With the 1 year anniversary of the Target data breach approaching much has changed in the privacy and information security landscape since the mega breach. No position has felt the ripple more than the Chief Information Security Officer. The risks have not subsided, or the challenges reduced, but the level of publicity those two breaches received has forever changed the corporate landscape.
“But now, as a direct result of disasters like the eBay and Target breaches, the stakes of data security are becoming painfully clear to the CEO, board of directors and other senior executives. The CISO is still the CISO, but suddenly, the job offers new opportunities to wield real influence.”
“Cybersecurity breaches have happened for years, but the Target breach was the “tipping point” for corporate board involvement, said Mr. Stewart. Now, the potential breach at Home Depot underscores the point that cybersecurity is a risk that must be managed at the board level, he added.
“After the Target breach happened, one of the first things I was asked by the board was, ‘could it happen to us and if no, why not?” said Rich Mason, chief security officer and vice president at Honeywell International , speaking on another panel at the conference sponsored by Box Inc. “The security questions are coming up faster and more frequently,” he said.”

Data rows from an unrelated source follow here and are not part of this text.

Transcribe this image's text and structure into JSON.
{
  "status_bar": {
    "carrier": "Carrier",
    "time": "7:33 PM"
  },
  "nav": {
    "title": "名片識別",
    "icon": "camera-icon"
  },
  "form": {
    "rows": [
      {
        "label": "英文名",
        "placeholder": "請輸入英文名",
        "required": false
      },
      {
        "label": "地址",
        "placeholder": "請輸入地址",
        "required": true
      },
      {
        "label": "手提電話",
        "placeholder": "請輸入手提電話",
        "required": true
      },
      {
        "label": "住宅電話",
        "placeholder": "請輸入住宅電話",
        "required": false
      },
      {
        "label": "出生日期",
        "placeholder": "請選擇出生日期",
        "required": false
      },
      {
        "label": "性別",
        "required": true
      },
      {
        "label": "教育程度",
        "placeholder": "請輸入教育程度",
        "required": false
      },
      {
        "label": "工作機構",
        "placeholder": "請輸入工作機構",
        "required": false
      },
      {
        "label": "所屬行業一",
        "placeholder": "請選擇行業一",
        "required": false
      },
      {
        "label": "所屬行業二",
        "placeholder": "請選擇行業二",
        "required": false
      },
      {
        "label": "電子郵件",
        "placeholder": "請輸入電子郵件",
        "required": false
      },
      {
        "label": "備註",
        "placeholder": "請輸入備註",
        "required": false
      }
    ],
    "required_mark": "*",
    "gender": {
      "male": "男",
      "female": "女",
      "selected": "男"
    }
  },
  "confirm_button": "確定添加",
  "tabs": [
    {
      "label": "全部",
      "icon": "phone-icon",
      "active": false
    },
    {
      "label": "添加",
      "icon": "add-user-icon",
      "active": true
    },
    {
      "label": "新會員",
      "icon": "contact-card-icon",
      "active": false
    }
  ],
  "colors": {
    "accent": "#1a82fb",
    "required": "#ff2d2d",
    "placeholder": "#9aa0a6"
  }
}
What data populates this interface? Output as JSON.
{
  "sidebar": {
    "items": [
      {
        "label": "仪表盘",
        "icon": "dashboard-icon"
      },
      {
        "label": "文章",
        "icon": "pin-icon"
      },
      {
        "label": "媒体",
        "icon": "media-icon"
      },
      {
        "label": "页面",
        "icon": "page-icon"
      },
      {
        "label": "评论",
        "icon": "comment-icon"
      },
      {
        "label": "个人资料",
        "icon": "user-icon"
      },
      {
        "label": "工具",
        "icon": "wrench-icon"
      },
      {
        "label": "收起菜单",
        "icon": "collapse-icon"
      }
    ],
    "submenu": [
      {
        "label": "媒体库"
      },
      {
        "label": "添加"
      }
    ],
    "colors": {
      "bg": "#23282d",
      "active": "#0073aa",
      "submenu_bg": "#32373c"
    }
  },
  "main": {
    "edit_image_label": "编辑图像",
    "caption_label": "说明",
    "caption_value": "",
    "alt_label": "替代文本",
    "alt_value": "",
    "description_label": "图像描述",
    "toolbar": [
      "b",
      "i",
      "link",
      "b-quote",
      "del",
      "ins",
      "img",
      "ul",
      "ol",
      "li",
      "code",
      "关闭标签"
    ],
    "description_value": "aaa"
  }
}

What is unclear is if the money will follow the risks but at least now the executive boards are listening.